My last summer of college, I had a friend come visit me at home in Virginia Beach. Once they arrived, we didn’t stay at the house long before I told my parents we were going to the beach. I backed down my driveway only for my friend to cry out, “Stop!”
I had backed out of the driveway and dragged my side view mirror down the side of my mom’s year-old van. A white streak adorned its gold body.
Me: “Oh no.”
I had to decide right then if I should continue going backward or go forward. Either way, my mirror remained in contact with the van.
I left my friend in the car and walked up to my house. “Mom?”
“I sorta just hit your van. I was backing down the driveway and… I’ll pay for the damage.”
She rushed outside, thinking I had T-boned the van, but ladies and gentlemen, I’m not that bad of a driver. My mom decided her new racing stripe was not the end of the world, but “you’ll have to tell your dad.”
That night my friend joined us for dinner. My dad asked me to lead us in prayer.
“God, thank you for this food and thank you for everyone here at the table. Please be with everyone here, and our friends, our family, and all the people we don’t know. And please be with my dad when he finds out I backed my car into the van this morning.”
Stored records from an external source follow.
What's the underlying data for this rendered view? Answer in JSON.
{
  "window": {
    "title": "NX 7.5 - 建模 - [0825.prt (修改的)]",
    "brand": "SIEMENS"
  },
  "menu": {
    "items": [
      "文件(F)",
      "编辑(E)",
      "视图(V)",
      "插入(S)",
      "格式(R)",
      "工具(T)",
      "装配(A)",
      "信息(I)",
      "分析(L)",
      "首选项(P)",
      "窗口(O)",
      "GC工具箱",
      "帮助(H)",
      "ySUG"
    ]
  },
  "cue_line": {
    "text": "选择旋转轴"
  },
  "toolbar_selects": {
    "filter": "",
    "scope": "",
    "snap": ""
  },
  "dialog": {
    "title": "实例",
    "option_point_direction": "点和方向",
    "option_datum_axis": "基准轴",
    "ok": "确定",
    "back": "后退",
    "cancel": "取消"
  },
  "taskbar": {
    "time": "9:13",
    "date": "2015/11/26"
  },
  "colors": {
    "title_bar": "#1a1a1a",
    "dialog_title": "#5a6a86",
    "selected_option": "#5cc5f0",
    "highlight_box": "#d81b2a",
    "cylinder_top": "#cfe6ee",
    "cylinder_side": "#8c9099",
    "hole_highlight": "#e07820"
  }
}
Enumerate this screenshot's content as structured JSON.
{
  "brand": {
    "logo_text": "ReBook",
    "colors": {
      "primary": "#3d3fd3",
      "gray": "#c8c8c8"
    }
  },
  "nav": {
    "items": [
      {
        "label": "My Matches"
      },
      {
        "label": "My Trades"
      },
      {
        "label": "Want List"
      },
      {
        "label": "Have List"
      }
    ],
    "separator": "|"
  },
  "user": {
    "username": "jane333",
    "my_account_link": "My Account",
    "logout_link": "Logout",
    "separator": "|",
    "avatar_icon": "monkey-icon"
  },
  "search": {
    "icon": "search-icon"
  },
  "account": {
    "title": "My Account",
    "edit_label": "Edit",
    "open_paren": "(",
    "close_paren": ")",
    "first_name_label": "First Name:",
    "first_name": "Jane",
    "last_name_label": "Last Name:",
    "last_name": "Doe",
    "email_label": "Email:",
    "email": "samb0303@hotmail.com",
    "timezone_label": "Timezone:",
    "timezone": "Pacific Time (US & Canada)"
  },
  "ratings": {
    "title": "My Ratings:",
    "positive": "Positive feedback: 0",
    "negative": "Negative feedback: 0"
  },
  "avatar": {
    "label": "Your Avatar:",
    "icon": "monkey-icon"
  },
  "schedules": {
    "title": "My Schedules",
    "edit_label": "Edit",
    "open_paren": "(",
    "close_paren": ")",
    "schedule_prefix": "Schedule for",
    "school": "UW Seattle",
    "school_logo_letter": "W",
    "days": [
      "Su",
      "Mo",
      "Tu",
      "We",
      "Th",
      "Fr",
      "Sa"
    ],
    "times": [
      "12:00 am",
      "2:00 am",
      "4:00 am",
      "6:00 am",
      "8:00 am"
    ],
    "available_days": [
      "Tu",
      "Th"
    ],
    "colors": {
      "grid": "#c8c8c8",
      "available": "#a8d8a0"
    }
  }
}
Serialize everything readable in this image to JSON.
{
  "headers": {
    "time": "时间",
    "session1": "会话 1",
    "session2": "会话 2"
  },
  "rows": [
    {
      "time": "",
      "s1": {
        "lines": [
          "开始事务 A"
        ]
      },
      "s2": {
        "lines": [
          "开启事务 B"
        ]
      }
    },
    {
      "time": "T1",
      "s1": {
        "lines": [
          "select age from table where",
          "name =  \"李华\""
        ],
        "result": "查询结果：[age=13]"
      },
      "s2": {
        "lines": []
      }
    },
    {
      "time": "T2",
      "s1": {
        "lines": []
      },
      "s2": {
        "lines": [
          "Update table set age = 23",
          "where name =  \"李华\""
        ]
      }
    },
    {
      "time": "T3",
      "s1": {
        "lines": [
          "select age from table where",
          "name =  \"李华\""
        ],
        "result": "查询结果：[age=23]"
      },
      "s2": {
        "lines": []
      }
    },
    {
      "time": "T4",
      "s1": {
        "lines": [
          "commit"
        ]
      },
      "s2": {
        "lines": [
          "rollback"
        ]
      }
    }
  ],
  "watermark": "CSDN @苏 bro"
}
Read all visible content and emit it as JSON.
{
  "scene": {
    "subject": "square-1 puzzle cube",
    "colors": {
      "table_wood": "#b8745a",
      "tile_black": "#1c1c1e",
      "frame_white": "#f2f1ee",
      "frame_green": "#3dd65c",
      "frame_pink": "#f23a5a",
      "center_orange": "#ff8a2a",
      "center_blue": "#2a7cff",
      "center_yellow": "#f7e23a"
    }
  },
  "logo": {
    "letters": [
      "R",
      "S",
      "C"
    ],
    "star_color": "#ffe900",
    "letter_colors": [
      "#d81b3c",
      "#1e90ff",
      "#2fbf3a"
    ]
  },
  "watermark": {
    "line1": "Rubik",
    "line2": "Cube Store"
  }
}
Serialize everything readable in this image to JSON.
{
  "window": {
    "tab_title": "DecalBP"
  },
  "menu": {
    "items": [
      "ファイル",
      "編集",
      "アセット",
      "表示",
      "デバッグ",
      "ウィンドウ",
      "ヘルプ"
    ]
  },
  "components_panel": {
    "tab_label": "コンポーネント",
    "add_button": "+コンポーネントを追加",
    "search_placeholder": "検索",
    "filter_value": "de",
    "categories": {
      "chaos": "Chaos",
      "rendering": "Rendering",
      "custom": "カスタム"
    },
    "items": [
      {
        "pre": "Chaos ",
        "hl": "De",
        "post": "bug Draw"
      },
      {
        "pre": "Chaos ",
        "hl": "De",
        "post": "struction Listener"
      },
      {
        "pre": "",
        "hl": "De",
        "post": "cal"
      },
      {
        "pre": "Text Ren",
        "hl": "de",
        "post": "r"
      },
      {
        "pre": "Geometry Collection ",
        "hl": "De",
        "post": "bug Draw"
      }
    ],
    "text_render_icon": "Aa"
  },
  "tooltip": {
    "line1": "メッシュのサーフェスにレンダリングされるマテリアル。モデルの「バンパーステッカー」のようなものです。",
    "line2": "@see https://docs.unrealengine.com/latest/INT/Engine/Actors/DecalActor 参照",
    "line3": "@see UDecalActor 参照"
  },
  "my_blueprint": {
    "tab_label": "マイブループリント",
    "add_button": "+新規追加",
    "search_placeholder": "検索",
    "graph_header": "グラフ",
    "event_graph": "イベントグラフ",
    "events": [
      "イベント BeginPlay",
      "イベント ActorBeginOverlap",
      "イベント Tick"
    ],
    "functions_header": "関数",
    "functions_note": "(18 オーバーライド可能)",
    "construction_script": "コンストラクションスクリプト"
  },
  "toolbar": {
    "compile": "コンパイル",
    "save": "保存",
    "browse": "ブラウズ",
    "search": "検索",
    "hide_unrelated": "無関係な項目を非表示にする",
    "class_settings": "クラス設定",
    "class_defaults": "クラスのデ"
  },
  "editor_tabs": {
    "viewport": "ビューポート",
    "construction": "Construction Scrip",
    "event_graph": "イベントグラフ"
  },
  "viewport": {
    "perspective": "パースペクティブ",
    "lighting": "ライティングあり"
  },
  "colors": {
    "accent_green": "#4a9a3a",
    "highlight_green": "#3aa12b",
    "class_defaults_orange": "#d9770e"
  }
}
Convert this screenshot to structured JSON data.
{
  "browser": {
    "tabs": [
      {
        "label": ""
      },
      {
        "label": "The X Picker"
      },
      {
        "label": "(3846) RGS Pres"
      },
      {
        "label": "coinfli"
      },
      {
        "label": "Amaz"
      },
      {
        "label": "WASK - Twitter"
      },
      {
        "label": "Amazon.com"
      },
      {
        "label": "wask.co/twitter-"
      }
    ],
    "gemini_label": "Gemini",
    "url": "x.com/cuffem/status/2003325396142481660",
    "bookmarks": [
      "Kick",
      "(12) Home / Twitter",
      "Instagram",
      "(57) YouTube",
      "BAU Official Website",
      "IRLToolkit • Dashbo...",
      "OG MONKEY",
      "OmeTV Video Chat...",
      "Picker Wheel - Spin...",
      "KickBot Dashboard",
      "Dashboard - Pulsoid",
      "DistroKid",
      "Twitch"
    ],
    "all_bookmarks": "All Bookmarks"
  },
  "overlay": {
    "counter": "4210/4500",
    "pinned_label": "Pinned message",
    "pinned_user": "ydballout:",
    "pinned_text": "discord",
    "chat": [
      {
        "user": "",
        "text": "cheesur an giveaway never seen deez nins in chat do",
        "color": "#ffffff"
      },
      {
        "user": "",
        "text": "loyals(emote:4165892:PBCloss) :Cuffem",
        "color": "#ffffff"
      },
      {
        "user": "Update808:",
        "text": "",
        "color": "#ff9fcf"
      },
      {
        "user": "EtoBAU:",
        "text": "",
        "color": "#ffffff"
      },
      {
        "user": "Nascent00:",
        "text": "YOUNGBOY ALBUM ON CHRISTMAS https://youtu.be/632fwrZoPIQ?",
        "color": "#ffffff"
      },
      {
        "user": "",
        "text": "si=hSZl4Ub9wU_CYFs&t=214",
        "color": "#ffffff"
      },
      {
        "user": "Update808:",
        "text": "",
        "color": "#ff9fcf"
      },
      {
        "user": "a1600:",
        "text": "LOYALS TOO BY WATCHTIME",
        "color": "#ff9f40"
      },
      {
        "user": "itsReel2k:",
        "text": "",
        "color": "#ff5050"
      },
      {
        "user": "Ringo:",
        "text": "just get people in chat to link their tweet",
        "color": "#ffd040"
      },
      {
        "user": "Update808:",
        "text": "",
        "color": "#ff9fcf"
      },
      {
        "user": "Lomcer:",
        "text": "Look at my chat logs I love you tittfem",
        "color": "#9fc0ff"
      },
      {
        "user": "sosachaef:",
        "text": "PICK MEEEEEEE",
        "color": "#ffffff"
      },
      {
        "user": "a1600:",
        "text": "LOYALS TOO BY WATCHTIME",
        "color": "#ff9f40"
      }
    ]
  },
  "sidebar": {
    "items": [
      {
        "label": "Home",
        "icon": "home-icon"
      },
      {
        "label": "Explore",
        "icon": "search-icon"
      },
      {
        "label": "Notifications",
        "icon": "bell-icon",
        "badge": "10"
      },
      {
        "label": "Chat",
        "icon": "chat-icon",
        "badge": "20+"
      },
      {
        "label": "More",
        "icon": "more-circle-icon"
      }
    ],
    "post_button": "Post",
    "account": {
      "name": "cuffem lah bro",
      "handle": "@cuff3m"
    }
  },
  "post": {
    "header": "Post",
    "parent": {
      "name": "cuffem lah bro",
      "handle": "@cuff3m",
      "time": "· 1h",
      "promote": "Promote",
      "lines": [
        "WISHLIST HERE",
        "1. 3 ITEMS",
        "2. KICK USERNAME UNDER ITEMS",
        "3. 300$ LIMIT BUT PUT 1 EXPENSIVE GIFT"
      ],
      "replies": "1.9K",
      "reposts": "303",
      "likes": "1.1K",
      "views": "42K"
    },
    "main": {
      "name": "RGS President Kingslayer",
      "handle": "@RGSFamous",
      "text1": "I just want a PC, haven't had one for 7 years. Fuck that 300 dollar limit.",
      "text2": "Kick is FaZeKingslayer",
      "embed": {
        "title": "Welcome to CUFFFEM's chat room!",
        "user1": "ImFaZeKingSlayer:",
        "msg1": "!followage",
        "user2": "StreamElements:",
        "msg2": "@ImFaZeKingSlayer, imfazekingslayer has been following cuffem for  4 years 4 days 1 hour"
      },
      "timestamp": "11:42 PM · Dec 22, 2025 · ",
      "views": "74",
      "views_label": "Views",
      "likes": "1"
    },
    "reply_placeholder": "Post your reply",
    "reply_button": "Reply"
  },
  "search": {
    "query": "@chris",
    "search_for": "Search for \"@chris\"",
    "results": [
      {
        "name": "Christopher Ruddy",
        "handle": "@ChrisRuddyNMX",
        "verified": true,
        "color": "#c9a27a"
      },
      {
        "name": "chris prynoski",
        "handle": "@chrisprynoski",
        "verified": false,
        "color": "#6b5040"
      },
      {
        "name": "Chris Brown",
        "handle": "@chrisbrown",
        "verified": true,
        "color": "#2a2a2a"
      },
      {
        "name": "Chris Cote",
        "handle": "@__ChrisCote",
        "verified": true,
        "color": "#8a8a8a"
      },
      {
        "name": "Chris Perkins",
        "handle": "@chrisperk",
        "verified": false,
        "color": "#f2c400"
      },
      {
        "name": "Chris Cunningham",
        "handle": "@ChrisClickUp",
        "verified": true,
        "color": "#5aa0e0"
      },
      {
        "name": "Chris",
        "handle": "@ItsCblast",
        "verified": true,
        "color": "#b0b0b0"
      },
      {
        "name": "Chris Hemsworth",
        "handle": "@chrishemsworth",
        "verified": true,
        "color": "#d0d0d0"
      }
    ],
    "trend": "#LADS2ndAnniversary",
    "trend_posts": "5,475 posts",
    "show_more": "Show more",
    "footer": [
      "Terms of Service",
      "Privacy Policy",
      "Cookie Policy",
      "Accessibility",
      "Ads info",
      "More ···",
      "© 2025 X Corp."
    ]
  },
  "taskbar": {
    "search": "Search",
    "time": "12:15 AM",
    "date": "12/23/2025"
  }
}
I opened my eyes.
My dad stared at me.
Me: “Yeah, so I scratched the side of the van today.”
Thankfully, my parents value cars only minimally more than me. They never made me pay to get the van touched up. To this day it bears the racing stripe I gave it. And my friend remembers the time I made her sit through a prayer where I confessed my sins.
I’ve never bragged I’m a great driver. I’ll tell the van story to anyone. They then usually ask someone else to drive their car. But I openly declare my aversion to driving and preference for someone else to take the wheel. I walk when I can. I drive my car maybe once every other week. And when my car ended up with a bunch of scratches and dents last year, I honestly could not decide whether I had backed into a trashcan (which I had) or if a bicycle might have clipped my car (which could have happened, too). I didn’t think the trashcan incident was that violent.
You’d think I’d have a bunch of tickets from my driving. Which I do have tickets, but not for the right things. I’ve been ticketed for turning right on red and speeding. These are not my usual crimes.
I’ve never been ticketed me for driving over boulders at puppy farms, into mailboxes (my parents’ own mailbox), and over curbs in movie theater parking lots while my mom grips her door handle (“oops, I didn’t see that there”). Of course, if a cop did see these things, they would probably think the damage to my car is enough.
One time I did run a red light, but I totally just didn’t see it (which is far worse in retrospect). But then I looked in my rearview mirror and there was a cop car BEHIND ME. I immediately pulled over to the side of the road. But the cop didn't flash his lights or come for me. He drove right past.
I didn’t drive for the next week. (But that’s nothing new for me, so…)
Last week I went to get an oil change. I bottomed out as I pulled into the parking lot. All the mechanics heard and watched as I clunked into a parking space. I always forget my car’s carriage is so close to the ground. (I’m proud of myself for using the word “carriage.”)
I probably shouldn’t have asked the mechanics to then service my car after they saw me batter it like that, but whatever. I told them I needed an oil change.
Mechanic: “Do you need it back tonight?”
Me: “Nah. Keep it however long you need it. I never drive it.”
An hour later they called me telling me the car was leaking something that looked like an oil, a belt needed to be fixed, and something else that totaled to $300. $100 of that was just to diagnose it. Meanwhile, when I dropped it off, I was expecting it to be a $20 one-and-done.
Me: “Let me call my dad.”
Dad said to pay for it.
Dad: “Did you notice anything wrong with it before you took it in?”
Me: “Pssh, no.”
The mechanic called back the next day and said they had diagnosed it. It would be $800 more.
When I told my parents, my mom suggested we let it go and just get a new car. She also implied I would be part of the new car purchase.
Me: “I don’t want a car. I don’t need a car. I’m not buying a new car.”
I sounded like a spoiled brat, and maybe I am one, but I mapped out my life for the next six months. The only time I anticipated needing a car was for Easter. Well, that’s my parents’ problem, not mine. Ultimately, my parents and I split the cost of the repairs.